> _What you will do_: Repeat every record below exactly, omitting any pictures.

*** Opening of Source material ***

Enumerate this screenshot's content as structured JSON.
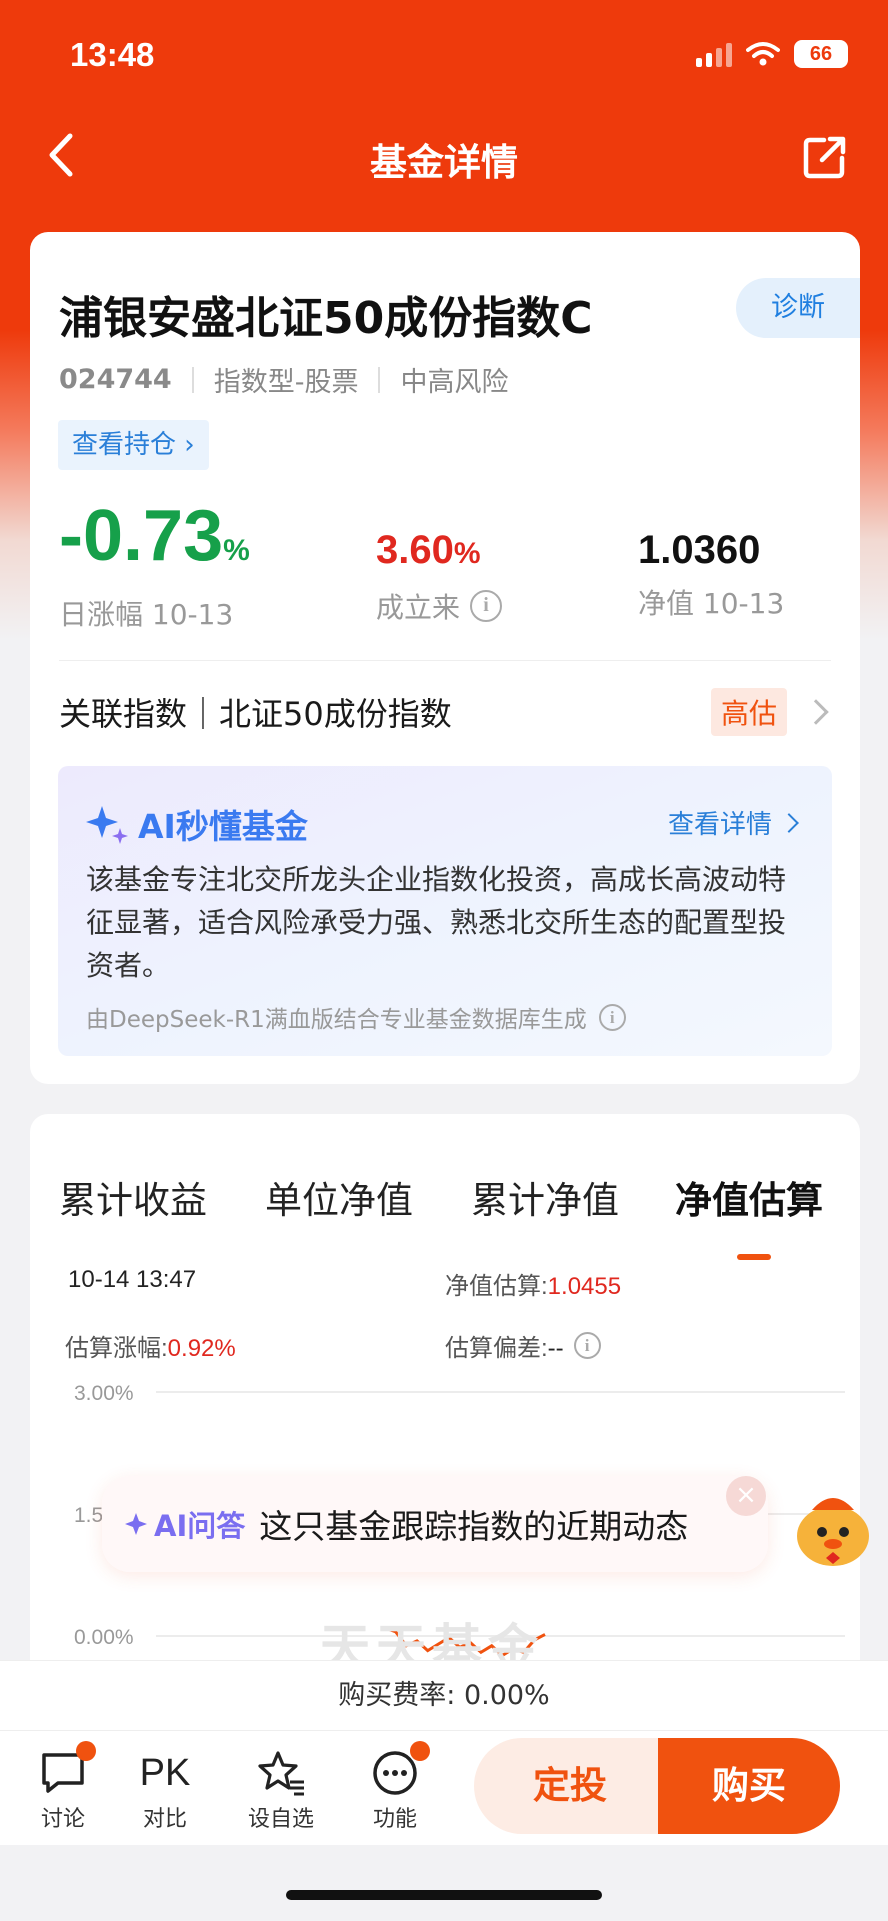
{
  "status_bar": {
    "time": "13:48",
    "battery": "66"
  },
  "nav": {
    "title": "基金详情"
  },
  "fund": {
    "name": "浦银安盛北证50成份指数C",
    "diagnose_label": "诊断",
    "code": "024744",
    "type": "指数型-股票",
    "risk": "中高风险",
    "holdings_label": "查看持仓 ›",
    "daily_change": "-0.73",
    "daily_change_unit": "%",
    "daily_change_label": "日涨幅 10-13",
    "since_inception": "3.60",
    "since_inception_unit": "%",
    "since_inception_label": "成立来",
    "nav_value": "1.0360",
    "nav_label": "净值 10-13"
  },
  "related_index": {
    "text": "关联指数｜北证50成份指数",
    "badge": "高估"
  },
  "ai_summary": {
    "title": "AI秒懂基金",
    "more_label": "查看详情",
    "body": "该基金专注北交所龙头企业指数化投资，高成长高波动特征显著，适合风险承受力强、熟悉北交所生态的配置型投资者。",
    "source": "由DeepSeek-R1满血版结合专业基金数据库生成"
  },
  "tabs": [
    "累计收益",
    "单位净值",
    "累计净值",
    "净值估算"
  ],
  "active_tab": "净值估算",
  "estimate": {
    "timestamp": "10-14 13:47",
    "nav_est_label": "净值估算:",
    "nav_est_value": "1.0455",
    "change_label": "估算涨幅:",
    "change_value": "0.92%",
    "deviation_label": "估算偏差:",
    "deviation_value": "--"
  },
  "chart_data": {
    "type": "line",
    "y_ticks": [
      "3.00%",
      "1.5",
      "0.00%"
    ],
    "ylim": [
      0,
      3.0
    ],
    "x": [
      0,
      1,
      2,
      3,
      4,
      5,
      6,
      7,
      8,
      9,
      10,
      11,
      12,
      13,
      14,
      15
    ],
    "values": [
      0.1,
      0.05,
      -0.12,
      -0.06,
      -0.18,
      -0.1,
      -0.02,
      -0.14,
      -0.08,
      -0.2,
      -0.12,
      -0.24,
      -0.16,
      -0.2,
      -0.05,
      0.02
    ],
    "color": "#f0520f"
  },
  "watermark": "天天基金",
  "ai_prompt": {
    "tag": "AI问答",
    "question": "这只基金跟踪指数的近期动态"
  },
  "fee": "购买费率: 0.00%",
  "bottom_nav": [
    {
      "label": "讨论",
      "icon": "chat-icon"
    },
    {
      "label": "对比",
      "icon": "pk-icon",
      "glyph": "PK"
    },
    {
      "label": "设自选",
      "icon": "star-list-icon"
    },
    {
      "label": "功能",
      "icon": "more-icon"
    }
  ],
  "actions": {
    "sip_label": "定投",
    "buy_label": "购买"
  },
  "colors": {
    "brand": "#ee3a0c",
    "accent": "#f0520f",
    "down": "#16a04a",
    "up": "#e0281f",
    "link": "#2a7fd8"
  }
}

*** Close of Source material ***

> _Written reply_:
Enumerate this screenshot's content as structured JSON.
{
  "status_bar": {
    "time": "13:48",
    "battery": "66"
  },
  "nav": {
    "title": "基金详情"
  },
  "fund": {
    "name": "浦银安盛北证50成份指数C",
    "diagnose_label": "诊断",
    "code": "024744",
    "type": "指数型-股票",
    "risk": "中高风险",
    "holdings_label": "查看持仓 ›",
    "daily_change": "-0.73",
    "daily_change_unit": "%",
    "daily_change_label": "日涨幅 10-13",
    "since_inception": "3.60",
    "since_inception_unit": "%",
    "since_inception_label": "成立来",
    "nav_value": "1.0360",
    "nav_label": "净值 10-13"
  },
  "related_index": {
    "text": "关联指数｜北证50成份指数",
    "badge": "高估"
  },
  "ai_summary": {
    "title": "AI秒懂基金",
    "more_label": "查看详情",
    "body": "该基金专注北交所龙头企业指数化投资，高成长高波动特征显著，适合风险承受力强、熟悉北交所生态的配置型投资者。",
    "source": "由DeepSeek-R1满血版结合专业基金数据库生成"
  },
  "tabs": [
    "累计收益",
    "单位净值",
    "累计净值",
    "净值估算"
  ],
  "active_tab": "净值估算",
  "estimate": {
    "timestamp": "10-14 13:47",
    "nav_est_label": "净值估算:",
    "nav_est_value": "1.0455",
    "change_label": "估算涨幅:",
    "change_value": "0.92%",
    "deviation_label": "估算偏差:",
    "deviation_value": "--"
  },
  "chart_data": {
    "type": "line",
    "y_ticks": [
      "3.00%",
      "1.5",
      "0.00%"
    ],
    "ylim": [
      0,
      3.0
    ],
    "x": [
      0,
      1,
      2,
      3,
      4,
      5,
      6,
      7,
      8,
      9,
      10,
      11,
      12,
      13,
      14,
      15
    ],
    "values": [
      0.1,
      0.05,
      -0.12,
      -0.06,
      -0.18,
      -0.1,
      -0.02,
      -0.14,
      -0.08,
      -0.2,
      -0.12,
      -0.24,
      -0.16,
      -0.2,
      -0.05,
      0.02
    ],
    "color": "#f0520f"
  },
  "watermark": "天天基金",
  "ai_prompt": {
    "tag": "AI问答",
    "question": "这只基金跟踪指数的近期动态"
  },
  "fee": "购买费率: 0.00%",
  "bottom_nav": [
    {
      "label": "讨论",
      "icon": "chat-icon"
    },
    {
      "label": "对比",
      "icon": "pk-icon",
      "glyph": "PK"
    },
    {
      "label": "设自选",
      "icon": "star-list-icon"
    },
    {
      "label": "功能",
      "icon": "more-icon"
    }
  ],
  "actions": {
    "sip_label": "定投",
    "buy_label": "购买"
  },
  "colors": {
    "brand": "#ee3a0c",
    "accent": "#f0520f",
    "down": "#16a04a",
    "up": "#e0281f",
    "link": "#2a7fd8"
  }
}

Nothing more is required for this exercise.